* **About this exercise**
In the records below, some lines hold the word "Start". Copy each of those lines.

* **Material shown**
┄┄┄┄┄┄
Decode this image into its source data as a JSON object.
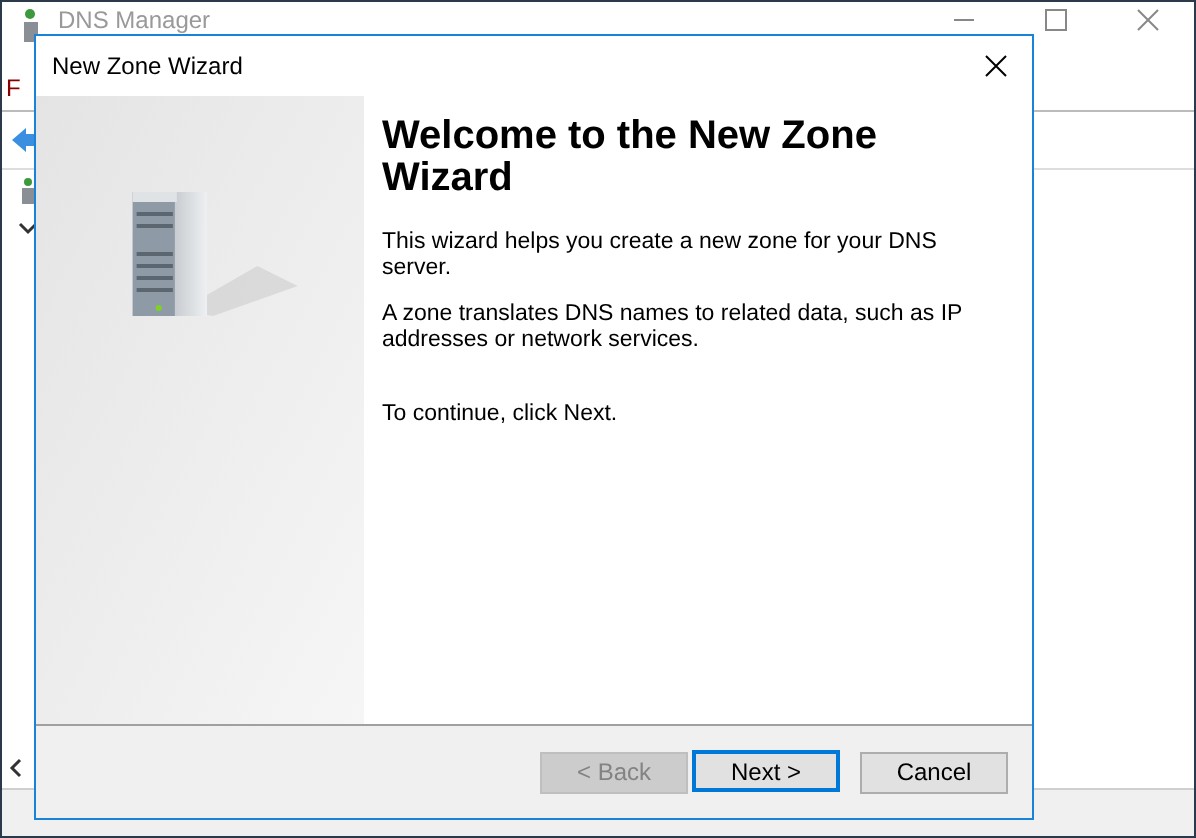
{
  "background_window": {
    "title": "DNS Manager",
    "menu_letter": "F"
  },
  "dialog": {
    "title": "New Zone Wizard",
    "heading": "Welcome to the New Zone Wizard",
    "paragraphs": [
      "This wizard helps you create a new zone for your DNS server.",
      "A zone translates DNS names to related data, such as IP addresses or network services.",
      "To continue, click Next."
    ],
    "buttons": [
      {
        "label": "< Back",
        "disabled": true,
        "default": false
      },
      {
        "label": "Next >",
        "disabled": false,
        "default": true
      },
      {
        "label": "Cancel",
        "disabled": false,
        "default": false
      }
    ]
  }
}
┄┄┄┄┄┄
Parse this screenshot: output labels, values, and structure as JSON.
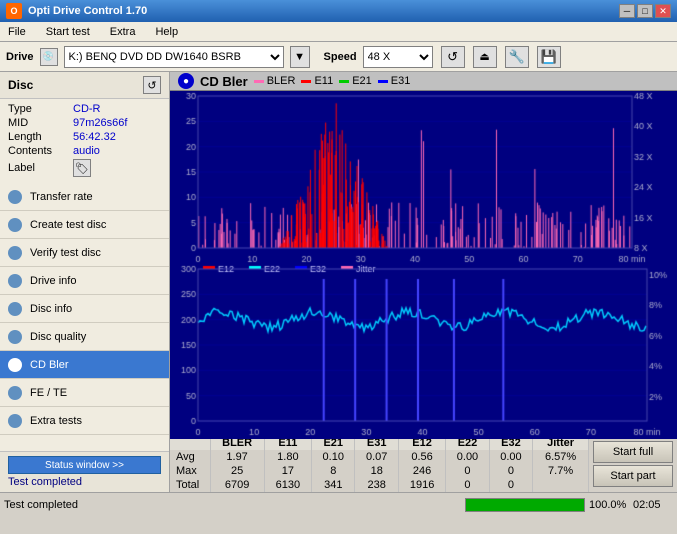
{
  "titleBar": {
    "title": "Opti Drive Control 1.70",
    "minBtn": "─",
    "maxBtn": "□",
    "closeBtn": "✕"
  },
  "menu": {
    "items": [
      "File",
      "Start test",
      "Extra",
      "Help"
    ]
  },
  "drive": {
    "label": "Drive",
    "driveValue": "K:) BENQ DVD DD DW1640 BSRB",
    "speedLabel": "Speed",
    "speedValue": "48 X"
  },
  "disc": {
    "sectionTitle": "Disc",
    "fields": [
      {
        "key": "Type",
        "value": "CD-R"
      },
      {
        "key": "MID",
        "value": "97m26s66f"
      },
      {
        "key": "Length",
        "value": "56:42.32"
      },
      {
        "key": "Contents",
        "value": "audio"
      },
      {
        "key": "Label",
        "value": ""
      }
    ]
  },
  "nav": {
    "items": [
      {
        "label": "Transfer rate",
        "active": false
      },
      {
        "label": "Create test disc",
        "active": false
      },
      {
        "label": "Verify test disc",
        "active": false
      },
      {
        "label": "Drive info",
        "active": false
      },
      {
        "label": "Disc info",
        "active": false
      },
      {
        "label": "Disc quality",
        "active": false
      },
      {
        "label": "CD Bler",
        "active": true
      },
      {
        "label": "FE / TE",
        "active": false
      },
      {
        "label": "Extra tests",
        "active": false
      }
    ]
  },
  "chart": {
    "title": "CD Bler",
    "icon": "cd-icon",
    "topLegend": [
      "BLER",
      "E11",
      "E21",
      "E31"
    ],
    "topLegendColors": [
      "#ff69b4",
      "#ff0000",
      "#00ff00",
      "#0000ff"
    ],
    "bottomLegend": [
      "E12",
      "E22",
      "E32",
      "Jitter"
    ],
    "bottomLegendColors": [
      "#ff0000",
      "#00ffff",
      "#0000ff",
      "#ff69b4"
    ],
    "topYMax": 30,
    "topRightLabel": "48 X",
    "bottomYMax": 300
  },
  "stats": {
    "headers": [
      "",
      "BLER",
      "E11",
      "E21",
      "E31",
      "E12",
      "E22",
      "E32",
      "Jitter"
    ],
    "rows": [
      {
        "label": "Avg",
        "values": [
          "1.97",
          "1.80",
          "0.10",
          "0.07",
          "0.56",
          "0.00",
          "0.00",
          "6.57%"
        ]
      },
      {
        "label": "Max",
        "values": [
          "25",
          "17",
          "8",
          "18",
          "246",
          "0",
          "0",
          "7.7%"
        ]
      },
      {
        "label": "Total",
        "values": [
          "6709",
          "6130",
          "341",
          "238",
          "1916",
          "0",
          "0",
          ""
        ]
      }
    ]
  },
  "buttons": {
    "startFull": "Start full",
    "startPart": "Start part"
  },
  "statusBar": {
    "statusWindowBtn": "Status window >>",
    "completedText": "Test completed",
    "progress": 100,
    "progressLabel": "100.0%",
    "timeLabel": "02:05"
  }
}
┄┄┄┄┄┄
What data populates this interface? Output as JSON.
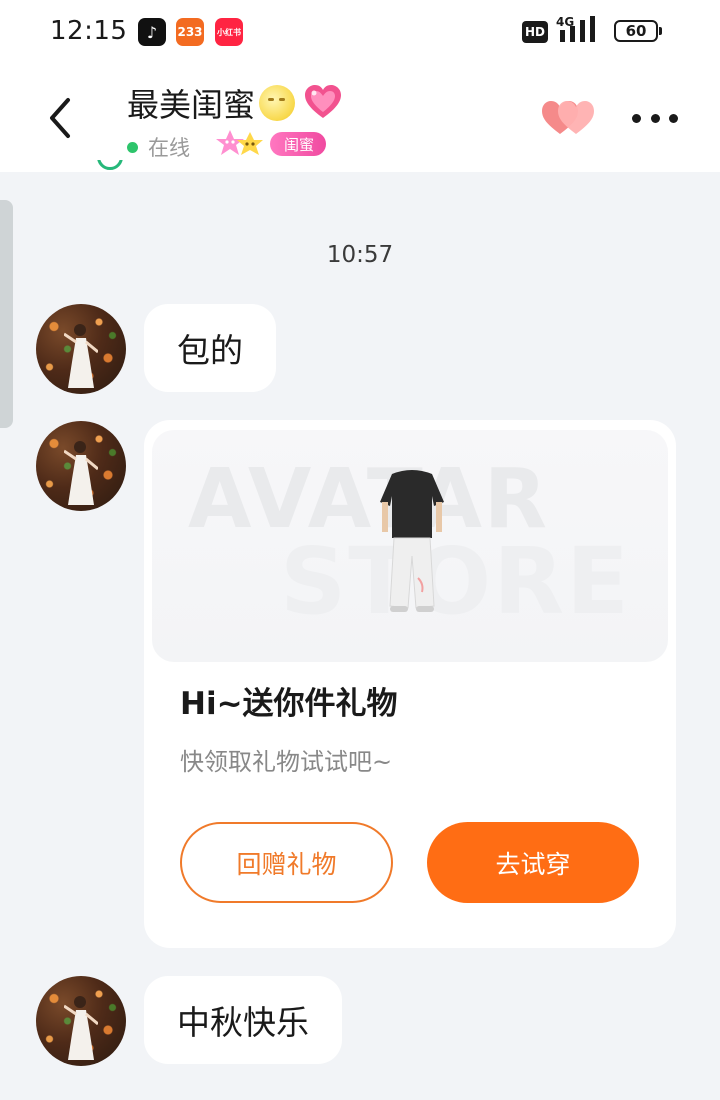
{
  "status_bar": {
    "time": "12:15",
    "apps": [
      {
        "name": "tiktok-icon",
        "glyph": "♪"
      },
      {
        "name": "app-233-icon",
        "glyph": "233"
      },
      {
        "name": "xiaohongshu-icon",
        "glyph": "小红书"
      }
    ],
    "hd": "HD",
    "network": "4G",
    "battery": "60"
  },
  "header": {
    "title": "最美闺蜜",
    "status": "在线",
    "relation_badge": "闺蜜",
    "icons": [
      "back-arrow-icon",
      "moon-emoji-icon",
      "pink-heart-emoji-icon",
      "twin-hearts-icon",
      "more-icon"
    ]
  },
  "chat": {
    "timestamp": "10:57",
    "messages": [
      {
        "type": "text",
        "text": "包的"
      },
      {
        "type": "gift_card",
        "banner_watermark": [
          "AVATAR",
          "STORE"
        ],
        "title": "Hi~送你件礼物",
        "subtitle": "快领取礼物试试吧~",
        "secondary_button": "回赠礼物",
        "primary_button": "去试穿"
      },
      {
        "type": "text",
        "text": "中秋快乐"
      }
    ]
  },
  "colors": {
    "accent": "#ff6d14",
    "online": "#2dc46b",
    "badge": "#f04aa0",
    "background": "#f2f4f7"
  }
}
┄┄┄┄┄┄
* **Task answer**
      "Start test",
    "startFull": "Start full",
    "startPart": "Start part"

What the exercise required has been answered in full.